There is a Lioness on the University of Michigan campus, and her name is Cassie Michael. You wouldn’t know it by looking at her, but this by-all-appearances typical undergraduate spent two 7-month tours in Iraq wearing Kevlar and a helmet.
Cassie had graduated from high school and attended U-M Flint for a semester when she decided she needed to move out of her parents’ house and really do something. “I joined the Marines with an Open Contract, but I didn’t really know what that meant.” It meant they would assign her as they saw fit.
Sent to Iraq in February 2007, Cassie was a jack-of-all-trades combat engineer, building porta-potties and chow halls. She was also the only woman in her platoon. Told to report as a Lioness, Cassie wasn’t thrilled about getting used to another new assignment in a strange land.
The Lioness program attached women soldiers to combat units despite the military’s ban on women serving in direct ground combat. Early in the Iraq war, military commanders on the ground realized that they needed female soldiers to assist with searches and raids; Iraqi culture would not tolerate male soldiers searching, or even standing in the same room as, unescorted women. Lioness teams searched Iraqi women for weapons and explosives.

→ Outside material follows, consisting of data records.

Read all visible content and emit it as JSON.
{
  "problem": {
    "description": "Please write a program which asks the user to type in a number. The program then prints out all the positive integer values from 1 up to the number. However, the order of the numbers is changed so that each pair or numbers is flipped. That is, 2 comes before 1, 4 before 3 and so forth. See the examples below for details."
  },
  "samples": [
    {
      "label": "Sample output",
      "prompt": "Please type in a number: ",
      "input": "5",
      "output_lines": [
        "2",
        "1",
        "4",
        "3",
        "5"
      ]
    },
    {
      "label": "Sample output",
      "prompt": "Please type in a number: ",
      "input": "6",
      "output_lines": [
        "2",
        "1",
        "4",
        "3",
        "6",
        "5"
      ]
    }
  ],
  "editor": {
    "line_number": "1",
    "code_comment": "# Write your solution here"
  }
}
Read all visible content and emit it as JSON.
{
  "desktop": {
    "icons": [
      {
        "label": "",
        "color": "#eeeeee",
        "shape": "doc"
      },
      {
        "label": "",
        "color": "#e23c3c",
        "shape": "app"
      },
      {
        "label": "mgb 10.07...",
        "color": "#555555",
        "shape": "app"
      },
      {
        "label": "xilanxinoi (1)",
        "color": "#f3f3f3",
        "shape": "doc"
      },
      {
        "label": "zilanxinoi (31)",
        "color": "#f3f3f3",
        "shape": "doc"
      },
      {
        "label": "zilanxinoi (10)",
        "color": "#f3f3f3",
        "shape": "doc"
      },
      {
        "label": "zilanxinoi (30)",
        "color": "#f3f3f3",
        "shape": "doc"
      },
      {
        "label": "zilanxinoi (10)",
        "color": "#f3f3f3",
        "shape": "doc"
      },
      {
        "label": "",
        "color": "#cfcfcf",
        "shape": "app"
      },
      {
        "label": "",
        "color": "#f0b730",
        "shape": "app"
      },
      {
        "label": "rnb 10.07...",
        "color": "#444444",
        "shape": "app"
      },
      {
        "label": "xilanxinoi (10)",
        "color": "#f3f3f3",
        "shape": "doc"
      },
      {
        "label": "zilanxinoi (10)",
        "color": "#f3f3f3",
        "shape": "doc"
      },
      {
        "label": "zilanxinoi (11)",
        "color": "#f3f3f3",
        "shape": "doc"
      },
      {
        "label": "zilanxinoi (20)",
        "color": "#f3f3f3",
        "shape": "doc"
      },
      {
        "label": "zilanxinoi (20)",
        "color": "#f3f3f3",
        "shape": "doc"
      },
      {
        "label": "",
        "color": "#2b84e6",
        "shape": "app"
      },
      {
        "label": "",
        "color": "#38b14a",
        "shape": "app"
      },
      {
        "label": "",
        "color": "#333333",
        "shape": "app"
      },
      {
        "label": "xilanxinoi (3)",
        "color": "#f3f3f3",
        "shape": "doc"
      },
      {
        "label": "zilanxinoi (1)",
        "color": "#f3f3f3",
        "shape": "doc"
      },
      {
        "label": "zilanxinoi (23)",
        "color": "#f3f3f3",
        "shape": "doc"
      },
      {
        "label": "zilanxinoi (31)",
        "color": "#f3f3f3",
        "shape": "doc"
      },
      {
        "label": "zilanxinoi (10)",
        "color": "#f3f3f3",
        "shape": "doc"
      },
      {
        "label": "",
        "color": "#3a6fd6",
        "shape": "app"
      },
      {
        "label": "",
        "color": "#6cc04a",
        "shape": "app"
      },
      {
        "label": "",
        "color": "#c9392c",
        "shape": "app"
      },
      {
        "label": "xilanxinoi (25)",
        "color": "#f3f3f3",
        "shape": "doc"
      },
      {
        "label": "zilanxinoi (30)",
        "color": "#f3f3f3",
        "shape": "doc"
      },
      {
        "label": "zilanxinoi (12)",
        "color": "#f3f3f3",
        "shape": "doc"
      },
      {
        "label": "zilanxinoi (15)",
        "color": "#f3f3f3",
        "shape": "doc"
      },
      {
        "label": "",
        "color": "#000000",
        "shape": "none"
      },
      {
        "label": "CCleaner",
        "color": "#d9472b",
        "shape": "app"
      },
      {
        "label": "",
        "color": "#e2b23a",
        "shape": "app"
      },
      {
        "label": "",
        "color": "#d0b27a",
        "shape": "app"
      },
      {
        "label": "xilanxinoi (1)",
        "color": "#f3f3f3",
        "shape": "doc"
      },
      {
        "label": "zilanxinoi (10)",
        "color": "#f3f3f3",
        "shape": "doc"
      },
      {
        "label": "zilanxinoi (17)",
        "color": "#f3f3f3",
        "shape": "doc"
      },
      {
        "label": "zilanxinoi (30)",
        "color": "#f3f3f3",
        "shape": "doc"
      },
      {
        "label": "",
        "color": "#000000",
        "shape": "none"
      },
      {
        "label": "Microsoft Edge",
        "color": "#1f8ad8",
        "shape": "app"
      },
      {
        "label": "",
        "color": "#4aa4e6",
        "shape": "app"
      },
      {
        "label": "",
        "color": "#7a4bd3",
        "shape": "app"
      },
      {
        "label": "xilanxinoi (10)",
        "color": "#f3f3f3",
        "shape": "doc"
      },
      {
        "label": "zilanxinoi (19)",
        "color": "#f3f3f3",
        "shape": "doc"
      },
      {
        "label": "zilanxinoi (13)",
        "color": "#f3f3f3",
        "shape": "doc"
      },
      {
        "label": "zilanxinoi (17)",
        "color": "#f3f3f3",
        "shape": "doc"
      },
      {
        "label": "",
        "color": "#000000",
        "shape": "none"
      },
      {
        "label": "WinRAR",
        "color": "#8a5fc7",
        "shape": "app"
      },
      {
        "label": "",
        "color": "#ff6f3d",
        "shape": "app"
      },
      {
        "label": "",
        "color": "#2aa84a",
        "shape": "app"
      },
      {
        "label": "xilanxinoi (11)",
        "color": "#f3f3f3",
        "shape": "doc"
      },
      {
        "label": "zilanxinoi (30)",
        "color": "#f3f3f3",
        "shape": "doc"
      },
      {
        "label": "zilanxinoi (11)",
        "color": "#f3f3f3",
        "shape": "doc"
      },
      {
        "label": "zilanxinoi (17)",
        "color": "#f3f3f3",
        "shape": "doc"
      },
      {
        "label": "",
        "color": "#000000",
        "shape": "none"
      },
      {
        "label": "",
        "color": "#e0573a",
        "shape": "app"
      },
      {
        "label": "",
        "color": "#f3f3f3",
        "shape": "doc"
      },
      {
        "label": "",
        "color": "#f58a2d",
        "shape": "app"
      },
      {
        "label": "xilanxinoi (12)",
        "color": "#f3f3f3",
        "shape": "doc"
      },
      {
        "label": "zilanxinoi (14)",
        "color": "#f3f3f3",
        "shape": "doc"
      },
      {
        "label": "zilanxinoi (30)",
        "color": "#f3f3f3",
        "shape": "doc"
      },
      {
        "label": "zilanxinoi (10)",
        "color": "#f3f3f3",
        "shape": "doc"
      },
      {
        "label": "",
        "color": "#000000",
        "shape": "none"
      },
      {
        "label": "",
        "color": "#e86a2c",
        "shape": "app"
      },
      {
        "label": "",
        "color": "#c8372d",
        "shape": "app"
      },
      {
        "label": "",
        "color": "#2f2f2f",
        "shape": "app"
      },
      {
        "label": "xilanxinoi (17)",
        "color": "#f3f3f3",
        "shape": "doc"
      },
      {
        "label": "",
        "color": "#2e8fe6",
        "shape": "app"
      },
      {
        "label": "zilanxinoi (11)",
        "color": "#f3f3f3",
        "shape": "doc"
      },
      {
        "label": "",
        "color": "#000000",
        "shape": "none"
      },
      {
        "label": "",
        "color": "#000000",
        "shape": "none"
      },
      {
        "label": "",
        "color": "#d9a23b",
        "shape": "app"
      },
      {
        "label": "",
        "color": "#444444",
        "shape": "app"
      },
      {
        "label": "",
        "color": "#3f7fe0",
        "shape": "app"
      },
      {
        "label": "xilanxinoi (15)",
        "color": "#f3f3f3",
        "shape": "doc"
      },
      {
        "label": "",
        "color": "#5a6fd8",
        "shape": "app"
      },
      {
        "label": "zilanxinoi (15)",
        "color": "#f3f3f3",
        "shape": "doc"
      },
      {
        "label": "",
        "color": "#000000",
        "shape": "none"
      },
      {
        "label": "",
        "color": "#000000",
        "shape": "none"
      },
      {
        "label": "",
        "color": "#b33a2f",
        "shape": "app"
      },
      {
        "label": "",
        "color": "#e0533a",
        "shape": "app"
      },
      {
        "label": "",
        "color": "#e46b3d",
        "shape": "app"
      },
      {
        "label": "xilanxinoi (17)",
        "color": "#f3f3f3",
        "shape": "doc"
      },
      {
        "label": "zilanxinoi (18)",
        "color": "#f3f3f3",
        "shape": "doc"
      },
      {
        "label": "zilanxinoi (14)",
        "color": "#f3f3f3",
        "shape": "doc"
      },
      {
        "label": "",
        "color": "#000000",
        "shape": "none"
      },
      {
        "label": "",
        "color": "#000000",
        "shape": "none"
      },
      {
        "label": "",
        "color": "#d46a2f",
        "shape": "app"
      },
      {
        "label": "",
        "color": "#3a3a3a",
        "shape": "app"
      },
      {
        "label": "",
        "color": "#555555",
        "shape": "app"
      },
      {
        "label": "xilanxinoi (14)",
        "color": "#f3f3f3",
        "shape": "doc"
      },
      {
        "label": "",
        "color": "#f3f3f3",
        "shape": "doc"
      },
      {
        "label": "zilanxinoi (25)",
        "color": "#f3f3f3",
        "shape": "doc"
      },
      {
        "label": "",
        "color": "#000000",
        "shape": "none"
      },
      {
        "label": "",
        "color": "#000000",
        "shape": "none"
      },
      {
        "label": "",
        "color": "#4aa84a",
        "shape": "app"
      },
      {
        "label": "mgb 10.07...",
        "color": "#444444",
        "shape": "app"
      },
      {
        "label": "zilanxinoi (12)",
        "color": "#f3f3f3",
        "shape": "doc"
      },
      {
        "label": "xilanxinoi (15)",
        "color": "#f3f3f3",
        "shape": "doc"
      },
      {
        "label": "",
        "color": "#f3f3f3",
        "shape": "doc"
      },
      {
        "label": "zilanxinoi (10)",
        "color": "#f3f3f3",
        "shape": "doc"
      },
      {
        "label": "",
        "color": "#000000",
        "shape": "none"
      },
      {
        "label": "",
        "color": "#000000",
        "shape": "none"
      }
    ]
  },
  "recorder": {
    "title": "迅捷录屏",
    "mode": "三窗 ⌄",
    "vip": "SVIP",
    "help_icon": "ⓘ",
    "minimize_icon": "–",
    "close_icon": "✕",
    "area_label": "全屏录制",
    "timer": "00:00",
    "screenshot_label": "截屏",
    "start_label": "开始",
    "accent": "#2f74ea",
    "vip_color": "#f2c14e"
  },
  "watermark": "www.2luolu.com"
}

Cassie’s Lioness assignment was intended to keep everybody safe, but it was awkward. As people approached either an auto or pedestrian checkpoint, men were separated from women and Cassie and her partner searched the women for contraband. “It was uncomfortable, touching a complete stranger,” says Cassie, “It was hot, and everybody was sweaty.” Older women were typically covered by burkas, while young women looked like U-M students who shopped at a used-clothing store, some with headscarves and some without.
While initially unhappy about the assignment, Cassie learned to appreciate it; it was her only contact with local citizens during her time in Iraq. When Cassie deployed to Iraq a second time, she requested a Lioness assignment.
Much has happened since that assignment. Cassie returned to the US, married another Marine, and returned to Michigan. After another semester at U-M Flint, she transferred to Ann Arbor. “I always wanted to go to Michigan,” she says, “I remember rooting for the Wolverines when I was little.”
Cassie and fellow student veterans introduced the documentary Lioness in the Hatcher Library Gallery as part of Veterans Week 2012. Lioness looks at the changing role of women in the military, where women are no longer assigned only to traditional jobs like nurse or administrative aide but are attached to weapon-toting combat units. The film follows the first group of women to serve in active military combat during the 2003 U.S. invasion of Iraq, and extends beyond their experiences on the battlefield to depict the challenges the women faced upon returning home. The DVD is available to check out from the Askwith Media Library.